Lillard and the Blazers on Thursday completed the five-year contract extension worth more than $120 million that they agreed to last week. The team also announced its deals with free agents Al-Farouq Aminu and Ed Davis and held news conferences for all three in Portland.
"I don't really see it as pressure. I know that I have confidence in being the leader of a team, but if people want to point the finger at me if it doesn't go right right away, I can deal with that," Lillard told reporters. "I've experienced much worse things than people blaming me for losing games."
Lillard grew up in Oakland and played in college at often-overshadowed Weber State but still managed to climb to the sixth overall pick in the 2012 draft. He is a two-time All-Star and a rookie of the year and has cemented himself as one of the best point guards in a league full of very good ones.
The extension keeps Lillard under contract with Portland through the 2020-21 season and makes him the unquestioned franchise pillar after LaMarcus Aldridge, Wesley Matthews and Robin Lopez left in free agency and the team traded Nicolas Batum to Charlotte. There are no opt-out clauses for either side in the deal, which is exactly how Lillard wanted it.
"I'm not going to be one foot in, one foot out. You sign the deal and you commit to the team because that's what you're committed to," Lillard said. "I know that in my heart this is where I want to be. I didn't see the reason to have an option. We have a young team now. It might not be great to begin with or it could be better than what people think. I'm willing to deal with that. I like the challenge."
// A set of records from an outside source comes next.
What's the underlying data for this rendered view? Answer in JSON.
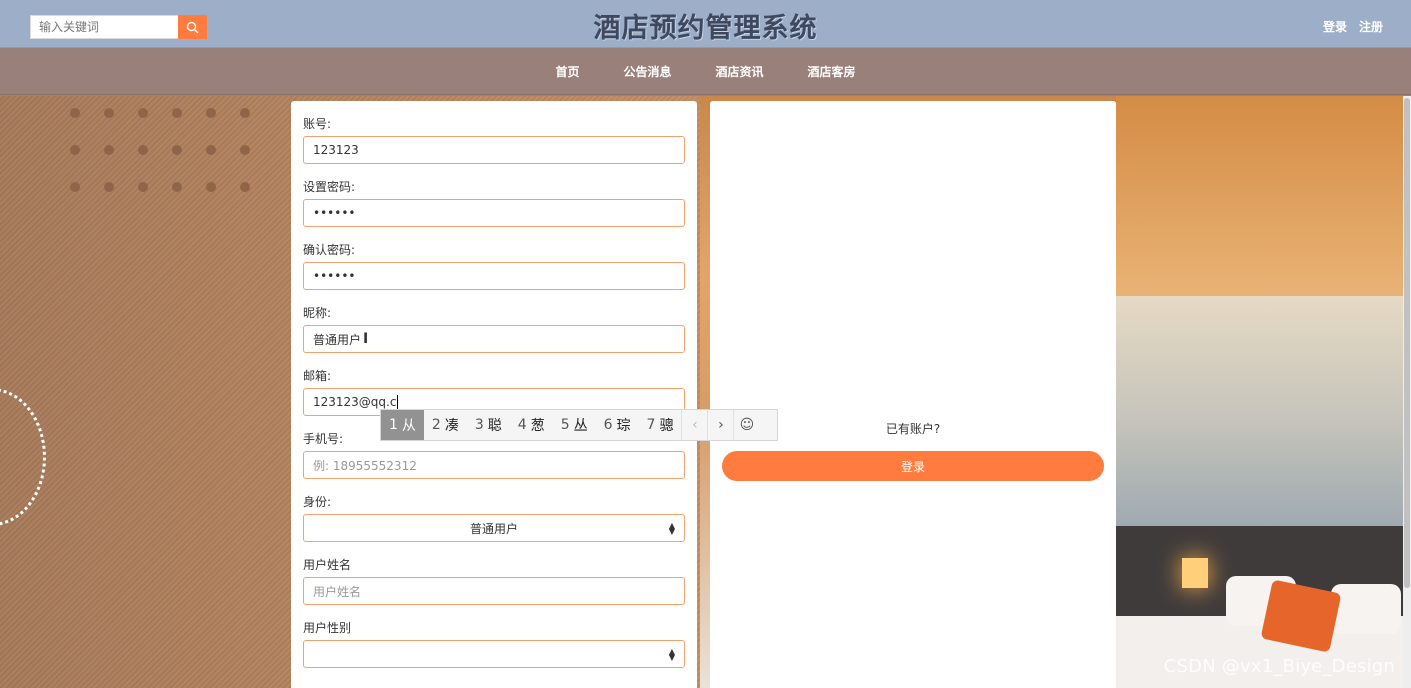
{
  "header": {
    "search_placeholder": "输入关键词",
    "site_title": "酒店预约管理系统",
    "login_label": "登录",
    "register_label": "注册",
    "accent_color": "#ff7c3e"
  },
  "nav": {
    "items": [
      {
        "label": "首页"
      },
      {
        "label": "公告消息"
      },
      {
        "label": "酒店资讯"
      },
      {
        "label": "酒店客房"
      }
    ]
  },
  "form": {
    "account": {
      "label": "账号:",
      "value": "123123"
    },
    "password": {
      "label": "设置密码:",
      "value": "••••••"
    },
    "confirm_password": {
      "label": "确认密码:",
      "value": "••••••"
    },
    "nickname": {
      "label": "昵称:",
      "value": "普通用户"
    },
    "email": {
      "label": "邮箱:",
      "value": "123123@qq.c"
    },
    "phone": {
      "label": "手机号:",
      "placeholder": "例: 18955552312"
    },
    "identity": {
      "label": "身份:",
      "value": "普通用户"
    },
    "real_name": {
      "label": "用户姓名",
      "placeholder": "用户姓名"
    },
    "gender": {
      "label": "用户性别",
      "value": ""
    }
  },
  "ime": {
    "candidates": [
      {
        "num": "1",
        "text": "从"
      },
      {
        "num": "2",
        "text": "凑"
      },
      {
        "num": "3",
        "text": "聪"
      },
      {
        "num": "4",
        "text": "葱"
      },
      {
        "num": "5",
        "text": "丛"
      },
      {
        "num": "6",
        "text": "琮"
      },
      {
        "num": "7",
        "text": "骢"
      }
    ],
    "prev": "‹",
    "next": "›",
    "emoji": "☺"
  },
  "side": {
    "have_account": "已有账户?",
    "login_button": "登录"
  },
  "watermark": "CSDN @vx1_Biye_Design"
}
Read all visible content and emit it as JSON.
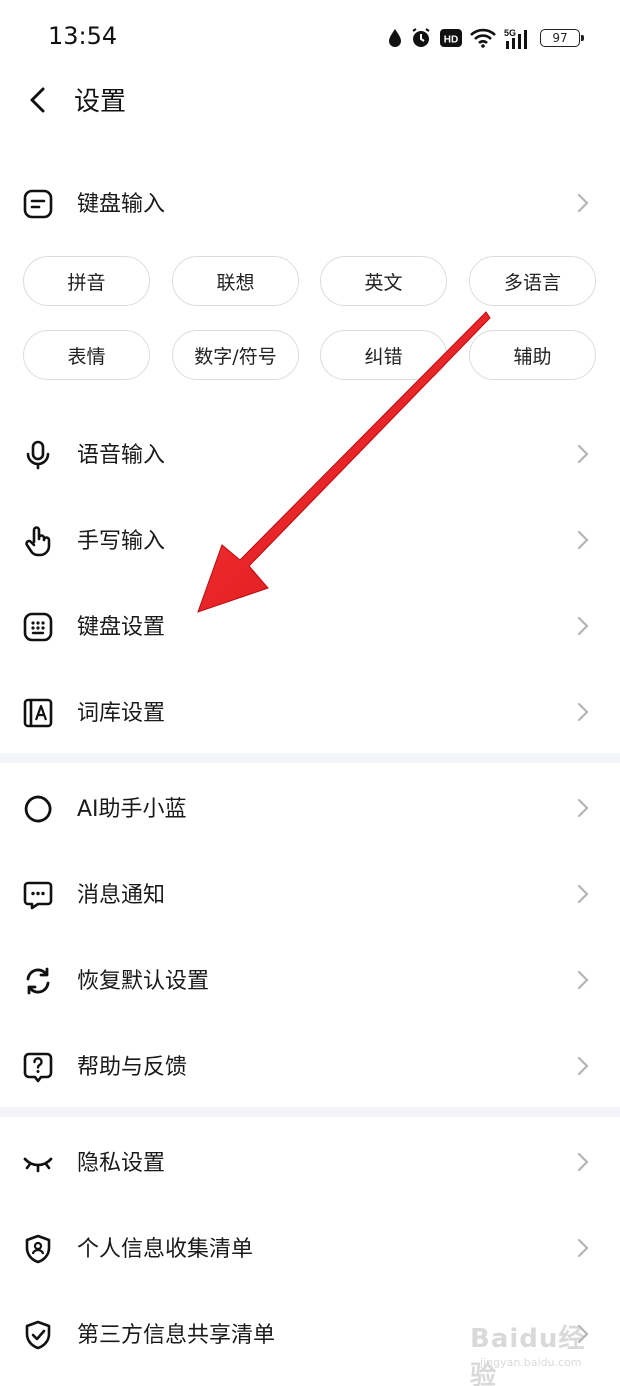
{
  "status_bar": {
    "time": "13:54",
    "network": "5G",
    "hd": "HD",
    "battery": "97"
  },
  "header": {
    "title": "设置"
  },
  "keyboard_input": {
    "label": "键盘输入",
    "chips": [
      "拼音",
      "联想",
      "英文",
      "多语言",
      "表情",
      "数字/符号",
      "纠错",
      "辅助"
    ]
  },
  "section1": [
    {
      "label": "语音输入",
      "icon": "microphone-icon"
    },
    {
      "label": "手写输入",
      "icon": "hand-pointer-icon"
    },
    {
      "label": "键盘设置",
      "icon": "keyboard-icon"
    },
    {
      "label": "词库设置",
      "icon": "dictionary-icon"
    }
  ],
  "section2": [
    {
      "label": "AI助手小蓝",
      "icon": "ai-assistant-icon"
    },
    {
      "label": "消息通知",
      "icon": "message-icon"
    },
    {
      "label": "恢复默认设置",
      "icon": "refresh-icon"
    },
    {
      "label": "帮助与反馈",
      "icon": "help-icon"
    }
  ],
  "section3": [
    {
      "label": "隐私设置",
      "icon": "closed-eye-icon"
    },
    {
      "label": "个人信息收集清单",
      "icon": "shield-user-icon"
    },
    {
      "label": "第三方信息共享清单",
      "icon": "shield-check-icon"
    }
  ],
  "watermark": {
    "brand": "Baidu经验",
    "url": "jingyan.baidu.com"
  },
  "colors": {
    "annotation_arrow": "#e5161c",
    "divider": "#f3f5f9",
    "chip_border": "#dcdcdc"
  }
}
Aminu agreed to a $30 million, four-year contract last week, and Davis a $20 million, three-year deal. Portland also got Gerald Henderson from Charlotte in the Batum deal and Mason Plumlee in a draft-night trade with Brooklyn to start the remodel.
Blazers general manager Neil Olshey said that Lillard's extension is a "hell of a place to start" a new era. He said everybody from Blazers owner Paul Allen on down is committed to long-term success, even if that means a short-term step back.
"The beauty of Paul is how committed he is. He's not worried about the next five minutes. He's worried about the next five years, the next 10 years," Olshey said. "He's not going anywhere. So he wants to know if this group isn't viable enough. ... He said this: Teams that hold on too long to something that isn't good enough are doomed to end up in mediocrity and failure.
"You've got to know when it's time to move forward and take another path. And this is the path we're choosing."